Smartwatches can do so many neat, amazing, and thoroughly modern things, but they all lag behind traditional timepieces in one key regard: battery life. Even if you’re using your Android Wear watch for little more than telling the time and catching notifications, you’ll probably need to pop it on the charger every night.
But if you’re pushing it hard every day with apps and search queries, maybe you’re cutting it close on that “all-day” battery life. Or maybe you just want more than a waking day per charge, and want to try and stretch it well into a second day. Whatever the case, here are some quick tweaks you can make to extend your Android Wear watch’s uptime between charges.
A bright idea
Just like on your phone, a very bright watch screen can eat away at your battery life. Finding an ideal middle ground is key—one that keeps the screen bright enough to view as needed, but not so overly illuminated that you’re wasting precious charge. Dropping a brightness level or two probably won’t bring a hugely noticeable change to your battery life.
However, if you go from the top-end 5 or 6 setting (depending on watch) to, say, a 2, then you might pull a couple hours more each day. Every bit counts. And if you keep it on a lower setting, you can always tap the Brightness boost for a temporary enhancement, which is especially handy outside.
Some watches have an Auto-brightness setting, which you should generally leave enabled.
Having the Always-on or Ambient screen enabled is ideal, since it means the time is always visible without twisting your wrist or tapping the display. Sadly, it’s a dramatic battery drain: in my day-to-day testing, I found that my LG G Watch lasted about a half-day longer simply by turning off that feature. Watches with bigger batteries could see even more of a benefit.
So if battery life is your chief concern, turn it off: it’s one of the first options listed in the settings menu on your watch.

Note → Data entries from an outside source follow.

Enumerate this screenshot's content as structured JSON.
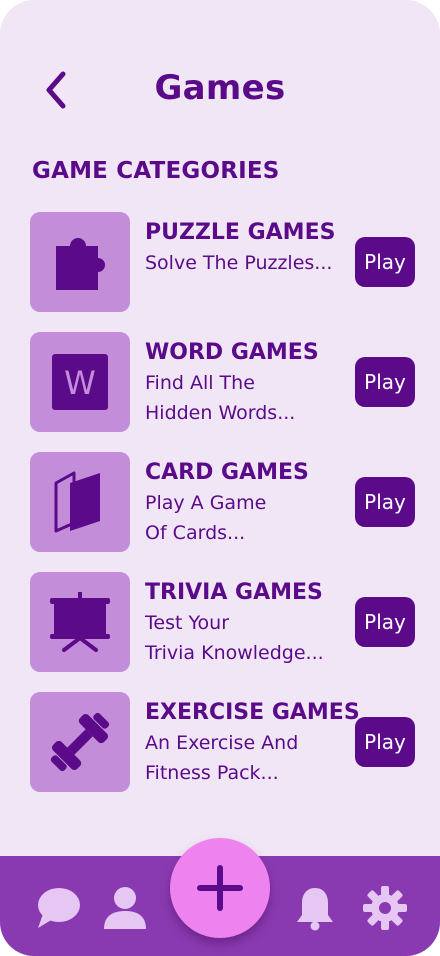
{
  "header": {
    "title": "Games"
  },
  "section": {
    "title": "GAME CATEGORIES"
  },
  "categories": [
    {
      "name": "PUZZLE GAMES",
      "desc": "Solve The Puzzles...",
      "icon": "puzzle-piece-icon",
      "play": "Play"
    },
    {
      "name": "WORD GAMES",
      "desc": "Find All The\nHidden Words...",
      "icon": "letter-w-icon",
      "play": "Play"
    },
    {
      "name": "CARD GAMES",
      "desc": "Play A Game\nOf Cards...",
      "icon": "cards-icon",
      "play": "Play"
    },
    {
      "name": "TRIVIA GAMES",
      "desc": "Test Your\nTrivia Knowledge...",
      "icon": "presentation-board-icon",
      "play": "Play"
    },
    {
      "name": "EXERCISE GAMES",
      "desc": "An Exercise And\nFitness Pack...",
      "icon": "dumbbell-icon",
      "play": "Play"
    }
  ],
  "tile_letter": "W",
  "nav": {
    "items": [
      "chat-icon",
      "profile-icon",
      "add-icon",
      "bell-icon",
      "settings-icon"
    ]
  },
  "colors": {
    "background": "#f1e6f6",
    "primary": "#5b0a8a",
    "tile": "#c38dd9",
    "navbar": "#8a3ab0",
    "fab": "#ee82ee",
    "nav_icons": "#e6c6f2"
  }
}
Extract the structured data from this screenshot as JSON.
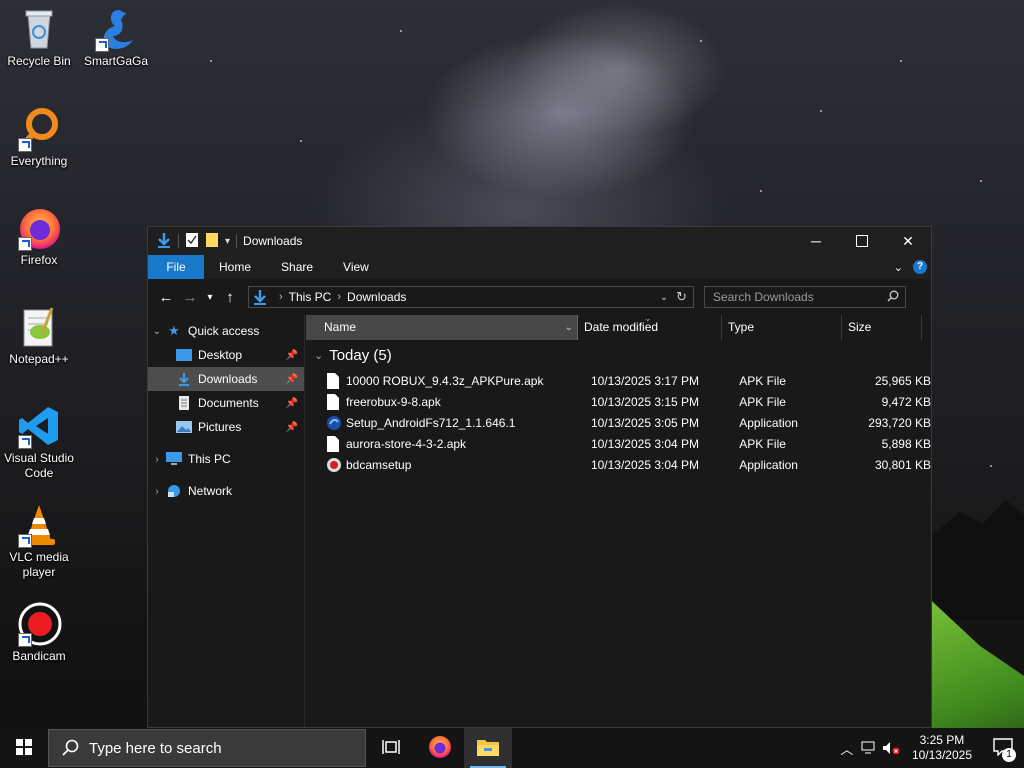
{
  "desktop": {
    "icons": [
      {
        "label": "Recycle Bin"
      },
      {
        "label": "SmartGaGa"
      },
      {
        "label": "Everything"
      },
      {
        "label": "Firefox"
      },
      {
        "label": "Notepad++"
      },
      {
        "label": "Visual Studio Code"
      },
      {
        "label": "VLC media player"
      },
      {
        "label": "Bandicam"
      }
    ]
  },
  "explorer": {
    "title": "Downloads",
    "ribbon_tabs": [
      "File",
      "Home",
      "Share",
      "View"
    ],
    "breadcrumb": [
      "This PC",
      "Downloads"
    ],
    "search_placeholder": "Search Downloads",
    "nav": {
      "quick_access": "Quick access",
      "quick_items": [
        "Desktop",
        "Downloads",
        "Documents",
        "Pictures"
      ],
      "this_pc": "This PC",
      "network": "Network",
      "selected": "Downloads"
    },
    "columns": {
      "name": "Name",
      "date": "Date modified",
      "type": "Type",
      "size": "Size"
    },
    "group_label": "Today (5)",
    "files": [
      {
        "name": "10000 ROBUX_9.4.3z_APKPure.apk",
        "date": "10/13/2025 3:17 PM",
        "type": "APK File",
        "size": "25,965 KB",
        "icon": "file-icon"
      },
      {
        "name": "freerobux-9-8.apk",
        "date": "10/13/2025 3:15 PM",
        "type": "APK File",
        "size": "9,472 KB",
        "icon": "file-icon"
      },
      {
        "name": "Setup_AndroidFs712_1.1.646.1",
        "date": "10/13/2025 3:05 PM",
        "type": "Application",
        "size": "293,720 KB",
        "icon": "installer-icon"
      },
      {
        "name": "aurora-store-4-3-2.apk",
        "date": "10/13/2025 3:04 PM",
        "type": "APK File",
        "size": "5,898 KB",
        "icon": "file-icon"
      },
      {
        "name": "bdcamsetup",
        "date": "10/13/2025 3:04 PM",
        "type": "Application",
        "size": "30,801 KB",
        "icon": "bandicam-setup-icon"
      }
    ]
  },
  "taskbar": {
    "search_placeholder": "Type here to search",
    "time": "3:25 PM",
    "date": "10/13/2025",
    "notification_count": "1"
  },
  "colors": {
    "accent": "#1979ca",
    "window_bg": "#191919",
    "selected_nav": "#4d4d4d"
  }
}
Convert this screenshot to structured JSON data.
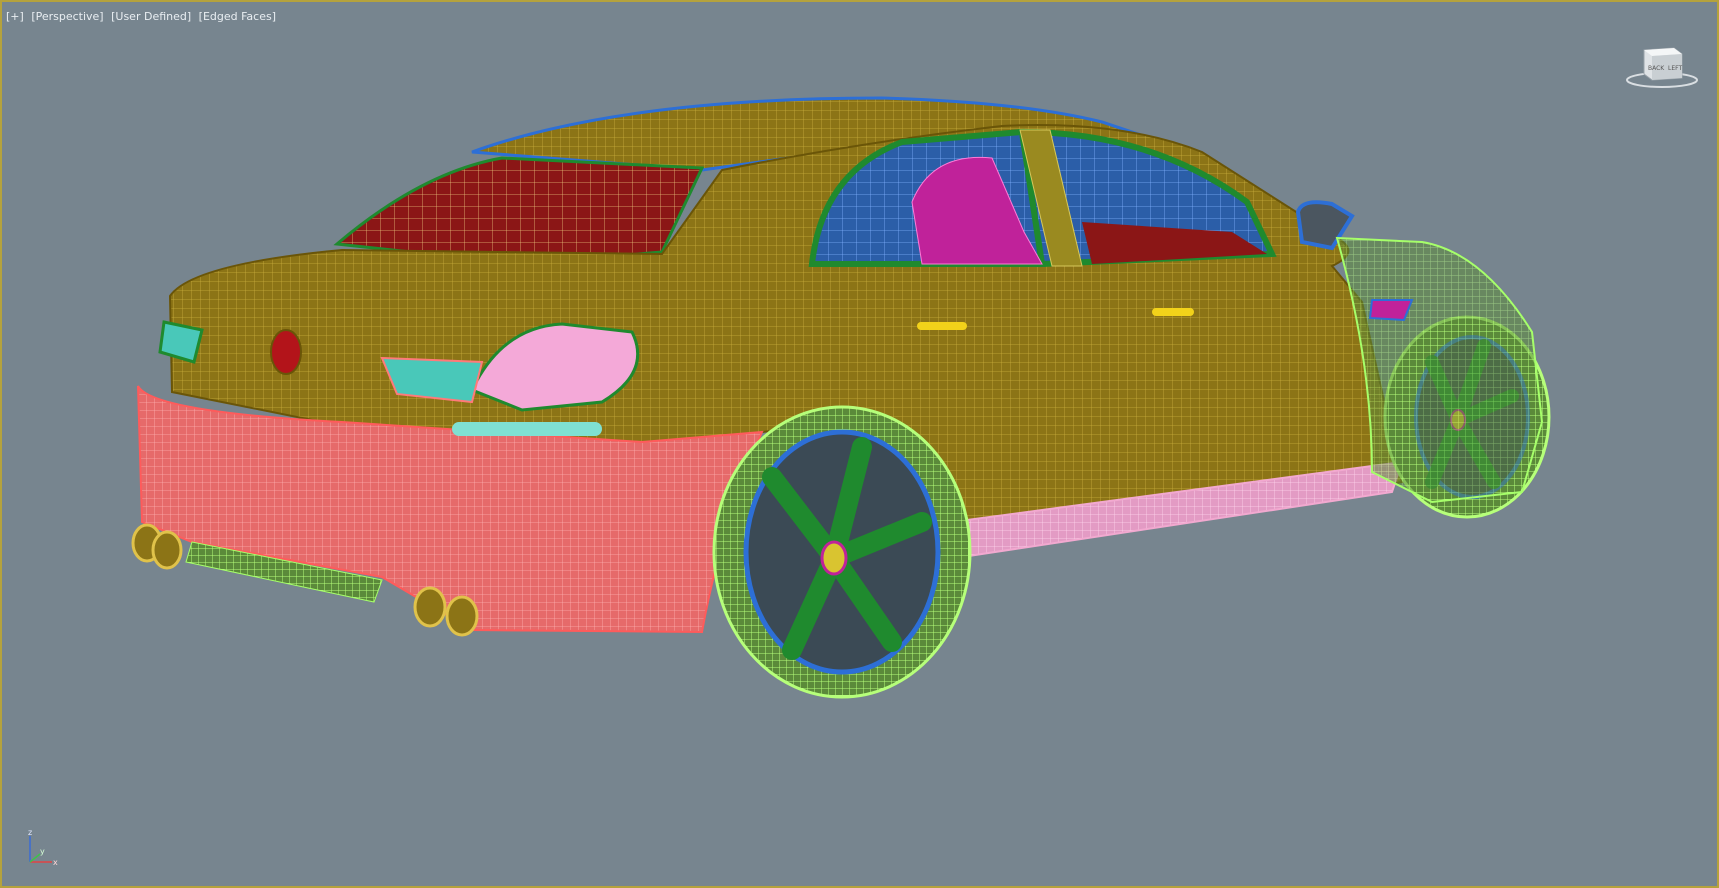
{
  "viewport": {
    "labels": [
      "[+]",
      "[Perspective]",
      "[User Defined]",
      "[Edged Faces]"
    ]
  },
  "viewcube": {
    "face_label": "BACK",
    "side_label": "LEFT"
  },
  "axis_triad": {
    "z": "z",
    "x": "x",
    "y": "y"
  },
  "colors": {
    "background": "#77858f",
    "border": "#b5a23c",
    "body": "#9a7d12",
    "bumper": "#ef6a6a",
    "wheel_wire": "#9af05f",
    "rim": "#1f8a2e",
    "skirt": "#f2a9d0"
  }
}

It means you’ll wear a blank face on your watch most of the time, unfortunately, but the battery benefits are significant.
Getting notifications on your wrist is one of the biggest perks of wearing a smartwatch, but if you don’t limit and filter out unnecessary or minor ones, it can also be a real nuisance. Even worse, all those pings to your watch will waste battery life as you keep glancing at the small screen.
It’s an easy fix: from the Android Wear app on your phone, you can block all notifications from certain apps. games and other occasional-use apps are ideal ones to block on your wrist, although social media alerts can feel overly abundant as well. If blocking an app’s watch notifications makes you more focused and productive, then it’ll probably help boost battery life too.
Your results will vary based on how many notifications you’re starting with, but you might add minutes or potentially an hour or two between charges.
Tilting to wake your watch screen is a handy feature, since it means the display doesn’t always have to be on full blast—or on at all—when you’re not looking at it. The downside is that your watch is sure to accidentally wake over and over again throughout the day as you move your arms and body.
All that wasted illumination will chip away at your battery life, so consider turning off the Tilt to wake screen option in the Android Wear app. If you keep the Always-on or Ambient screen engaged, then you can probably live without tilt: just tap the screen whenever you need it to fully illuminate.
If you don’t mind “going quiet” on your wrist for a bit, you can minimize alerts or turn off communications entirely, which can save a lot of juice depending on mode and time used. Priority Mode is your first line of defense: only whitelisted notifications come through, so you won’t get every email, text, or Twitter ping. Or you can turn off all notifications, alarms included.
Theater mode is the next step up: it’s meant to be used at a movie or performance, and the watch won’t engage your screen at all until you turn it back on. If you don’t plan to glance at your screen for a good while, kick on this mode and save some power. It’s not only good etiquette in a social gathering, but will also cut down on energy consumption.
Lastly, if you want to turn your smartwatch “dumb” for a while, engage Airplane Mode from the settings. That will cut all communications, which means no alerts or web usage from apps, but your watch will still tell time. Better yet, it’ll do so while using less battery life than normal. It’s a drastic move, but if you don’t need the extra capabilities on your wrist for a spell, you might as well save the battery life for when you might need it before your next charge.